This study was performed in two isolated island populations. Although certain benefits of such setting are well recognized (12,16,19,34-39), it also has some shortcomings, primarily the possibility that the results might not be representative for other populations (40). Furthermore, in our study there is a lack of information on the number of food products consumed to compliment the available data on frequency of consumption. Although more detailed dietary data might further clarify diet-genotype interactions, we find our dietary data reliable since we replicated some of the previously reported effects of diet on serum uric acid. Some of the reported P values did not exceed the nominal significance level and the null-hypothesis of no interaction cannot be excluded.
Our study is, to the best of our knowledge, the first to investigate the interaction between diet and genetic polymorphisms and our findings provide new insights into uric acid excretion and emphasize the importance of other molecules, like glucose and fructose, for the serum uric acid and gout. New evidence about the intertwining of urate and simple sugars metabolism might prove important in understanding the connection between the elevated serum uric acid concentration and metabolic syndrome.
The studies in the Croatian islands were supported through the grants from the Medical Research Council UK to A. F. Wright, H. Campbell, and I. Rudan; and Ministry of Science, Education and Sport of the Republic of Croatia to I. R. (No. 216-1080315-0302). The authors collectively thank a large number of individuals for their individual help in obtaining funding support, organizing, planning, and carrying out the field work related to the project, and for assistance with data management, analysis, and interpretation: the teams from the Medical Research Council Human Genetics Unit in Edinburgh and The University of Edinburgh, UK, led by Professors N. D. Hastie, A. Wright, and H. Campbell, including Caroline Hayward and Veronique Vitart (for funding support, intellectual input in study design, and their role in data management, analysis, and interpretation); Professor Pavao Rudan and the staff of the Institute for Anthropological Research in Zagreb, Croatia (organization of the field work, anthropometric and physiological measurements, and DNA extraction in Vis); Professor Stipan Janković and the staff of the University of Split Medical School (organization of the field work, anthropometric and physiological measurements, and DNA extraction in Korčula); Professor Ariana Vorko-Jović and the staff and medical students of the Andrija Štampar School of Public Health of the Medical School, University of Zagreb, Croatia (questionnaires, genealogical reconstruction, and data entry in Vis and Korčula); Dr Branka Salzer from the biochemistry lab “Salzer,” Croatia (measurements of biochemical traits in Vis and Korčula); local general practitioners and nurses (recruitment and communication with the study population); and the employees of several other Croatian institutions who participated in the field work, including but not limited to the University of Rijeka; Croatian Institute of Public Health; Institutes of Public Health in Split and Dubrovnik.

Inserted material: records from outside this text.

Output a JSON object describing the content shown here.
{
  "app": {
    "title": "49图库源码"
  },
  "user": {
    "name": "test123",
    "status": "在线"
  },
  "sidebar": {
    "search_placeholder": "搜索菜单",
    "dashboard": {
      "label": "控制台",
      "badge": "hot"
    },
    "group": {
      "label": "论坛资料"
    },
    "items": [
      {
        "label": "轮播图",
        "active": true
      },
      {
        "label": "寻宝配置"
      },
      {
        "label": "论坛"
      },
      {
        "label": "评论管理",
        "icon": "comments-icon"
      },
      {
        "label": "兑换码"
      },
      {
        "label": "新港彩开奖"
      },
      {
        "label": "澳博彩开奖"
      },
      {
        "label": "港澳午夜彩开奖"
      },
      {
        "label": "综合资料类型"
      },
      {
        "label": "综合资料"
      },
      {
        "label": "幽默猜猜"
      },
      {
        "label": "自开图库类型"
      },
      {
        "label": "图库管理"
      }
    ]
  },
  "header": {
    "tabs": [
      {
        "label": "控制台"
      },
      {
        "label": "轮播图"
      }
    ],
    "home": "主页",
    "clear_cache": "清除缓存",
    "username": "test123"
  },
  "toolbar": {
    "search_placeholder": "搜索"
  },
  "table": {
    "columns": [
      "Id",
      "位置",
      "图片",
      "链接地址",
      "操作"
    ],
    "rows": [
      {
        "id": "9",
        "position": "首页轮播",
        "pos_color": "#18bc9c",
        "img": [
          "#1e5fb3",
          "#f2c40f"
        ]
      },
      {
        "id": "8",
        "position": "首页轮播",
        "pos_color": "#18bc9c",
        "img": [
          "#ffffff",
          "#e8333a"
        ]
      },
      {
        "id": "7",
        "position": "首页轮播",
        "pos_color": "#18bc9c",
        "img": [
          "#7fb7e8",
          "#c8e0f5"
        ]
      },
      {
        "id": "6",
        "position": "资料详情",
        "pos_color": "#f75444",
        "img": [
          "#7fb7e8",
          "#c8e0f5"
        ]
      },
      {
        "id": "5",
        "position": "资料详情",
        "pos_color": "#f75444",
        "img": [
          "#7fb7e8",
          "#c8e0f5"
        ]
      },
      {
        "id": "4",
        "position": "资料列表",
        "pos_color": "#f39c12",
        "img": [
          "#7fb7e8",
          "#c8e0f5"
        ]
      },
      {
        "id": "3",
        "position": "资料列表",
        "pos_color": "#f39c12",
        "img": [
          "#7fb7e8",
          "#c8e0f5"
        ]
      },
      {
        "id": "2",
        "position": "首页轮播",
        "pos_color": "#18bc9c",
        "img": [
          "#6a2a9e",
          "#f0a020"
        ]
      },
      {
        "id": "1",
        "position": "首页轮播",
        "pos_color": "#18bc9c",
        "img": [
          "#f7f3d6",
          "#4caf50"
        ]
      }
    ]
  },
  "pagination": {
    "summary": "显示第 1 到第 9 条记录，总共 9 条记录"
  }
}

SNP Genotyping of the Vis samples was carried out by the Genetics Core Laboratory at the Wellcome Trust Clinical Research Facility, WGH, Edinburgh; of the Korčula samples by the Genotyping Institute in Munich, Germany.